■ ABOUT THIS EXERCISE: Find the word "emoji" in the data below and copy each line that holds it.

■ DATASET CONTENT:

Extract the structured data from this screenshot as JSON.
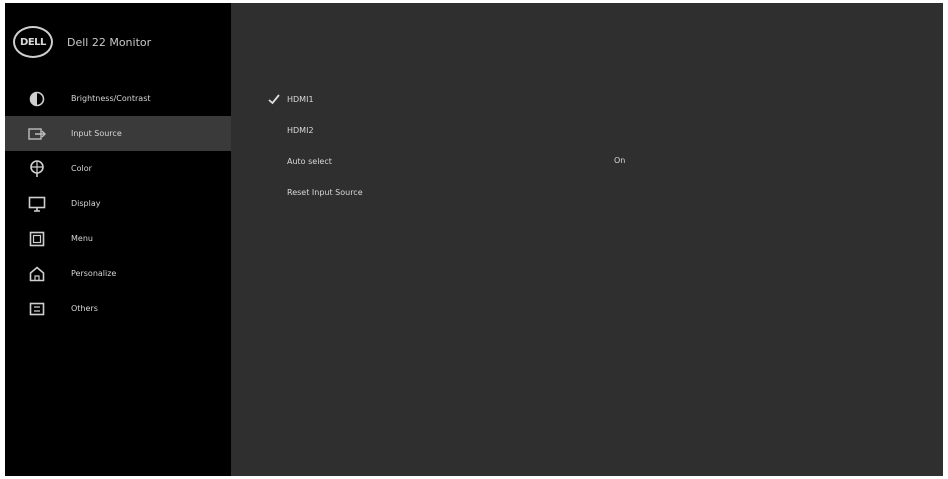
{
  "brand": {
    "logo_text": "DELL",
    "title": "Dell 22 Monitor"
  },
  "menu": {
    "items": [
      {
        "label": "Brightness/Contrast",
        "icon": "brightness-icon"
      },
      {
        "label": "Input Source",
        "icon": "input-source-icon"
      },
      {
        "label": "Color",
        "icon": "color-icon"
      },
      {
        "label": "Display",
        "icon": "display-icon"
      },
      {
        "label": "Menu",
        "icon": "menu-icon"
      },
      {
        "label": "Personalize",
        "icon": "personalize-icon"
      },
      {
        "label": "Others",
        "icon": "others-icon"
      }
    ],
    "active_index": 1
  },
  "input_source": {
    "options": [
      "HDMI1",
      "HDMI2",
      "Auto select",
      "Reset Input Source"
    ],
    "selected_index": 0,
    "auto_select_value": "On"
  },
  "colors": {
    "background": "#2f2f2f",
    "sidebar": "#000000",
    "active_item": "#3a3a3a",
    "text": "#d9d9d9"
  }
}
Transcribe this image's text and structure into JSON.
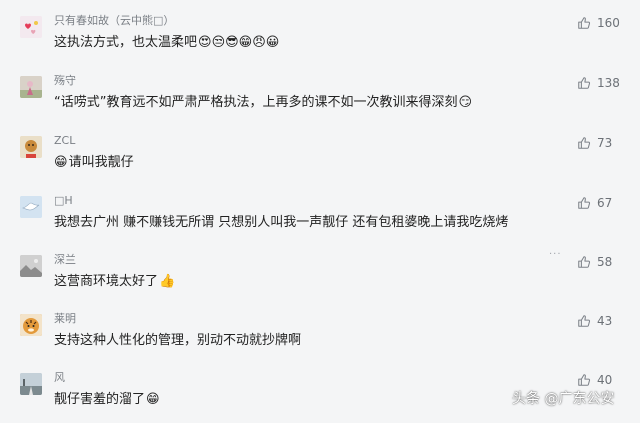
{
  "comments": [
    {
      "user": "只有春如故（云中熊□）",
      "text": "这执法方式，也太温柔吧",
      "emoji": "😍😒😎😁😠😀",
      "likes": "160",
      "avatar_icon": "avatar-hearts-icon",
      "avatar_color": "#f1e7ee"
    },
    {
      "user": "殇守",
      "text": "“话唠式”教育远不如严肃严格执法，上再多的课不如一次教训来得深刻",
      "emoji": "😏",
      "likes": "138",
      "avatar_icon": "avatar-figure-icon",
      "avatar_color": "#d7d0c7"
    },
    {
      "user": "ZCL",
      "text": "请叫我靓仔",
      "emoji": "😁",
      "likes": "73",
      "avatar_icon": "avatar-cartoon-icon",
      "avatar_color": "#e9dcc4"
    },
    {
      "user": "□H",
      "text": "我想去广州 赚不赚钱无所谓 只想别人叫我一声靓仔 还有包租婆晚上请我吃烧烤",
      "emoji": "",
      "likes": "67",
      "avatar_icon": "avatar-bird-icon",
      "avatar_color": "#cfe1f0"
    },
    {
      "user": "深兰",
      "text": "这营商环境太好了",
      "emoji": "👍",
      "likes": "58",
      "avatar_icon": "avatar-landscape-icon",
      "avatar_color": "#c9c9c9"
    },
    {
      "user": "莱明",
      "text": "支持这种人性化的管理，别动不动就抄牌啊",
      "emoji": "",
      "likes": "43",
      "avatar_icon": "avatar-tiger-icon",
      "avatar_color": "#d99a4a"
    },
    {
      "user": "风",
      "text": "靓仔害羞的溜了",
      "emoji": "😁",
      "likes": "40",
      "avatar_icon": "avatar-road-icon",
      "avatar_color": "#b9c6cf"
    }
  ],
  "more_label": "···",
  "watermark": "头条 @广东公安",
  "colors": {
    "background": "#f4f5f6",
    "username": "#7a7f85",
    "text": "#222222",
    "count": "#6c7177"
  }
}
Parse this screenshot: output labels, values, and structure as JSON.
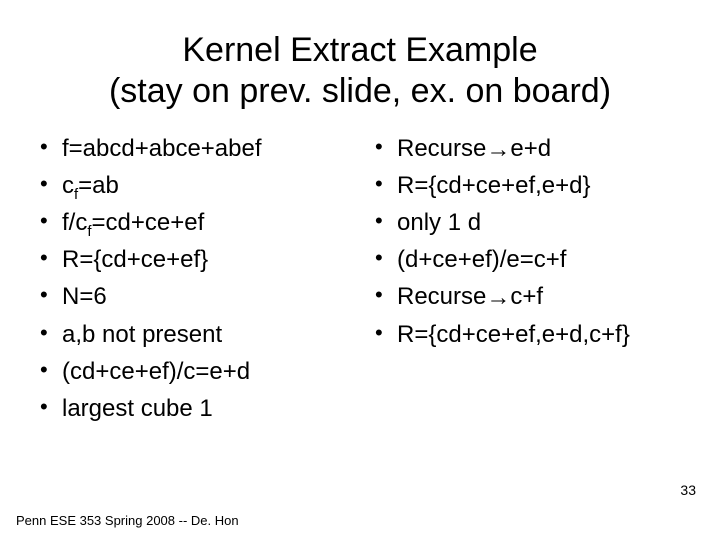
{
  "title_line1": "Kernel Extract Example",
  "title_line2": "(stay on prev. slide, ex. on board)",
  "left": [
    {
      "text": "f=abcd+abce+abef"
    },
    {
      "pre": "c",
      "sub": "f",
      "post": "=ab"
    },
    {
      "pre": "f/c",
      "sub": "f",
      "post": "=cd+ce+ef"
    },
    {
      "text": "R={cd+ce+ef}"
    },
    {
      "text": "N=6"
    },
    {
      "text": "a,b not present"
    },
    {
      "text": "(cd+ce+ef)/c=e+d"
    },
    {
      "text": "largest cube 1"
    }
  ],
  "right": [
    {
      "pre": "Recurse",
      "arrow": true,
      "post": "e+d"
    },
    {
      "text": "R={cd+ce+ef,e+d}"
    },
    {
      "text": "only 1 d"
    },
    {
      "text": "(d+ce+ef)/e=c+f"
    },
    {
      "pre": "Recurse",
      "arrow": true,
      "post": "c+f"
    },
    {
      "text": "R={cd+ce+ef,e+d,c+f}"
    }
  ],
  "footer": "Penn ESE 353 Spring 2008 -- De. Hon",
  "page_number": "33"
}
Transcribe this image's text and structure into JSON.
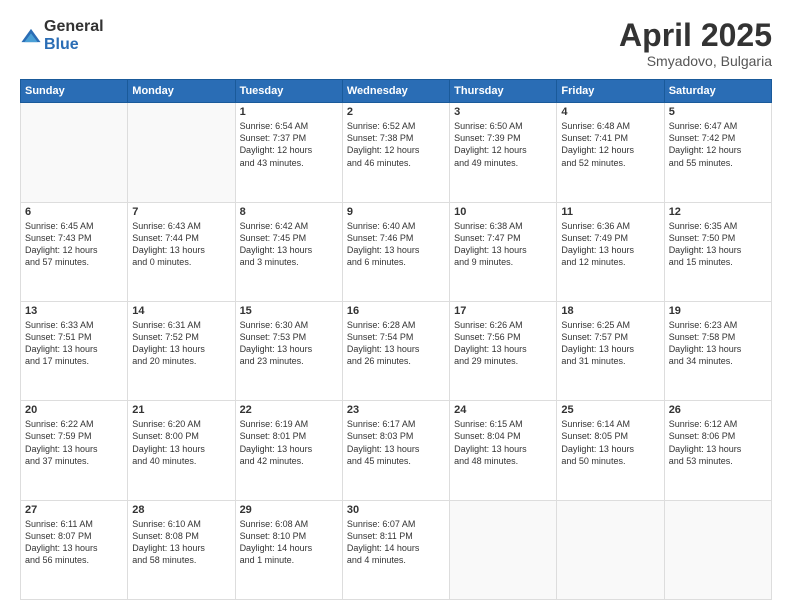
{
  "logo": {
    "general": "General",
    "blue": "Blue"
  },
  "header": {
    "month": "April 2025",
    "location": "Smyadovo, Bulgaria"
  },
  "days_of_week": [
    "Sunday",
    "Monday",
    "Tuesday",
    "Wednesday",
    "Thursday",
    "Friday",
    "Saturday"
  ],
  "weeks": [
    [
      {
        "day": "",
        "content": ""
      },
      {
        "day": "",
        "content": ""
      },
      {
        "day": "1",
        "content": "Sunrise: 6:54 AM\nSunset: 7:37 PM\nDaylight: 12 hours\nand 43 minutes."
      },
      {
        "day": "2",
        "content": "Sunrise: 6:52 AM\nSunset: 7:38 PM\nDaylight: 12 hours\nand 46 minutes."
      },
      {
        "day": "3",
        "content": "Sunrise: 6:50 AM\nSunset: 7:39 PM\nDaylight: 12 hours\nand 49 minutes."
      },
      {
        "day": "4",
        "content": "Sunrise: 6:48 AM\nSunset: 7:41 PM\nDaylight: 12 hours\nand 52 minutes."
      },
      {
        "day": "5",
        "content": "Sunrise: 6:47 AM\nSunset: 7:42 PM\nDaylight: 12 hours\nand 55 minutes."
      }
    ],
    [
      {
        "day": "6",
        "content": "Sunrise: 6:45 AM\nSunset: 7:43 PM\nDaylight: 12 hours\nand 57 minutes."
      },
      {
        "day": "7",
        "content": "Sunrise: 6:43 AM\nSunset: 7:44 PM\nDaylight: 13 hours\nand 0 minutes."
      },
      {
        "day": "8",
        "content": "Sunrise: 6:42 AM\nSunset: 7:45 PM\nDaylight: 13 hours\nand 3 minutes."
      },
      {
        "day": "9",
        "content": "Sunrise: 6:40 AM\nSunset: 7:46 PM\nDaylight: 13 hours\nand 6 minutes."
      },
      {
        "day": "10",
        "content": "Sunrise: 6:38 AM\nSunset: 7:47 PM\nDaylight: 13 hours\nand 9 minutes."
      },
      {
        "day": "11",
        "content": "Sunrise: 6:36 AM\nSunset: 7:49 PM\nDaylight: 13 hours\nand 12 minutes."
      },
      {
        "day": "12",
        "content": "Sunrise: 6:35 AM\nSunset: 7:50 PM\nDaylight: 13 hours\nand 15 minutes."
      }
    ],
    [
      {
        "day": "13",
        "content": "Sunrise: 6:33 AM\nSunset: 7:51 PM\nDaylight: 13 hours\nand 17 minutes."
      },
      {
        "day": "14",
        "content": "Sunrise: 6:31 AM\nSunset: 7:52 PM\nDaylight: 13 hours\nand 20 minutes."
      },
      {
        "day": "15",
        "content": "Sunrise: 6:30 AM\nSunset: 7:53 PM\nDaylight: 13 hours\nand 23 minutes."
      },
      {
        "day": "16",
        "content": "Sunrise: 6:28 AM\nSunset: 7:54 PM\nDaylight: 13 hours\nand 26 minutes."
      },
      {
        "day": "17",
        "content": "Sunrise: 6:26 AM\nSunset: 7:56 PM\nDaylight: 13 hours\nand 29 minutes."
      },
      {
        "day": "18",
        "content": "Sunrise: 6:25 AM\nSunset: 7:57 PM\nDaylight: 13 hours\nand 31 minutes."
      },
      {
        "day": "19",
        "content": "Sunrise: 6:23 AM\nSunset: 7:58 PM\nDaylight: 13 hours\nand 34 minutes."
      }
    ],
    [
      {
        "day": "20",
        "content": "Sunrise: 6:22 AM\nSunset: 7:59 PM\nDaylight: 13 hours\nand 37 minutes."
      },
      {
        "day": "21",
        "content": "Sunrise: 6:20 AM\nSunset: 8:00 PM\nDaylight: 13 hours\nand 40 minutes."
      },
      {
        "day": "22",
        "content": "Sunrise: 6:19 AM\nSunset: 8:01 PM\nDaylight: 13 hours\nand 42 minutes."
      },
      {
        "day": "23",
        "content": "Sunrise: 6:17 AM\nSunset: 8:03 PM\nDaylight: 13 hours\nand 45 minutes."
      },
      {
        "day": "24",
        "content": "Sunrise: 6:15 AM\nSunset: 8:04 PM\nDaylight: 13 hours\nand 48 minutes."
      },
      {
        "day": "25",
        "content": "Sunrise: 6:14 AM\nSunset: 8:05 PM\nDaylight: 13 hours\nand 50 minutes."
      },
      {
        "day": "26",
        "content": "Sunrise: 6:12 AM\nSunset: 8:06 PM\nDaylight: 13 hours\nand 53 minutes."
      }
    ],
    [
      {
        "day": "27",
        "content": "Sunrise: 6:11 AM\nSunset: 8:07 PM\nDaylight: 13 hours\nand 56 minutes."
      },
      {
        "day": "28",
        "content": "Sunrise: 6:10 AM\nSunset: 8:08 PM\nDaylight: 13 hours\nand 58 minutes."
      },
      {
        "day": "29",
        "content": "Sunrise: 6:08 AM\nSunset: 8:10 PM\nDaylight: 14 hours\nand 1 minute."
      },
      {
        "day": "30",
        "content": "Sunrise: 6:07 AM\nSunset: 8:11 PM\nDaylight: 14 hours\nand 4 minutes."
      },
      {
        "day": "",
        "content": ""
      },
      {
        "day": "",
        "content": ""
      },
      {
        "day": "",
        "content": ""
      }
    ]
  ]
}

■ TASK OUTPUT:
      "emoji": "😍😒😎😁😠😀",
      "emoji": "😏",
      "emoji": "😁",
      "emoji": "",
      "emoji": "👍",
      "emoji": "",
      "emoji": "😁",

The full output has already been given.